I am bewildered about this design choice. To make matters even more confusing, the game gives you AI controlled party members about 15 minutes in. I have no idea why it was deemed a good idea to force players to play a handful of hours of the game with AI before giving them the option of playing with real people. The AI is, to put it nicely, dumb as rocks, too. I watched in mixed mirth and depression as my amazon party member killed herself once after running into a spiked barricade five times.
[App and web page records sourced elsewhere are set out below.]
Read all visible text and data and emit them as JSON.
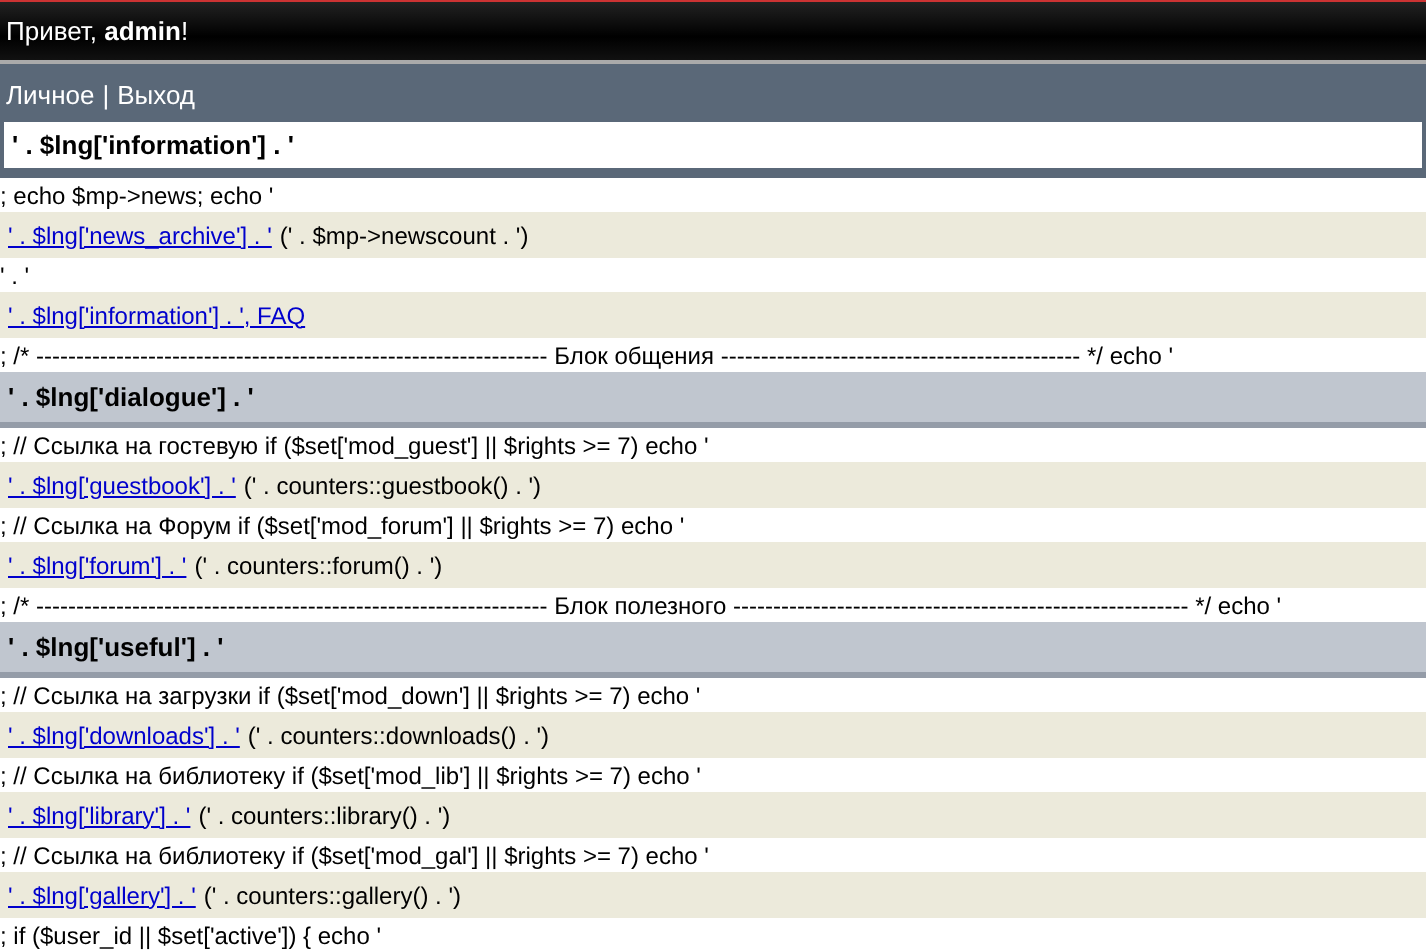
{
  "top_bar": {
    "greeting": "Привет, **admin**!"
  },
  "nav": {
    "links": [
      {
        "label": "Личное"
      },
      {
        "label": "Выход"
      }
    ],
    "separator": "|"
  },
  "sections": [
    {
      "kind": "boxed",
      "title": "' . $lng['information'] . '",
      "rows": [
        {
          "kind": "text",
          "text": "; echo $mp->news; echo '"
        },
        {
          "kind": "link",
          "link": "' . $lng['news_archive'] . '",
          "text": "(' . $mp->newscount . ')"
        },
        {
          "kind": "text",
          "text": "' . '"
        },
        {
          "kind": "link",
          "link": "' . $lng['information'] . ', FAQ"
        },
        {
          "kind": "text",
          "text": "; /* ---------------------------------------------------------------- Блок общения --------------------------------------------- */ echo '"
        }
      ]
    },
    {
      "kind": "bar",
      "title": "' . $lng['dialogue'] . '",
      "rows": [
        {
          "kind": "text",
          "text": "; // Ссылка на гостевую if ($set['mod_guest'] || $rights >= 7) echo '"
        },
        {
          "kind": "link",
          "link": "' . $lng['guestbook'] . '",
          "text": "(' . counters::guestbook() . ')"
        },
        {
          "kind": "text",
          "text": "; // Ссылка на Форум if ($set['mod_forum'] || $rights >= 7) echo '"
        },
        {
          "kind": "link",
          "link": "' . $lng['forum'] . '",
          "text": "(' . counters::forum() . ')"
        },
        {
          "kind": "text",
          "text": "; /* ---------------------------------------------------------------- Блок полезного --------------------------------------------------------- */ echo '"
        }
      ]
    },
    {
      "kind": "bar",
      "title": "' . $lng['useful'] . '",
      "rows": [
        {
          "kind": "text",
          "text": "; // Ссылка на загрузки if ($set['mod_down'] || $rights >= 7) echo '"
        },
        {
          "kind": "link",
          "link": "' . $lng['downloads'] . '",
          "text": "(' . counters::downloads() . ')"
        },
        {
          "kind": "text",
          "text": "; // Ссылка на библиотеку if ($set['mod_lib'] || $rights >= 7) echo '"
        },
        {
          "kind": "link",
          "link": "' . $lng['library'] . '",
          "text": "(' . counters::library() . ')"
        },
        {
          "kind": "text",
          "text": "; // Ссылка на библиотеку if ($set['mod_gal'] || $rights >= 7) echo '"
        },
        {
          "kind": "link",
          "link": "' . $lng['gallery'] . '",
          "text": "(' . counters::gallery() . ')"
        },
        {
          "kind": "text",
          "text": "; if ($user_id || $set['active']) { echo '"
        }
      ]
    }
  ]
}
So you finally have online co-op unlocked. How does it handle? The actual connectivity works pretty slick, turns out. When I went to the Gate or Stables (the two areas in town which act as gateways to the combat areas), I was asked if I wanted to go online. Online connectivity can also be triggered by hitting the Start button and using the menu there. Once “online,” I could join a friend’s game or a random game. After waiting a few seconds, I was usually directly connected. When I was online and out in an area (and had my AI party members set to “Join On”), random players would often pop into my game to assist me.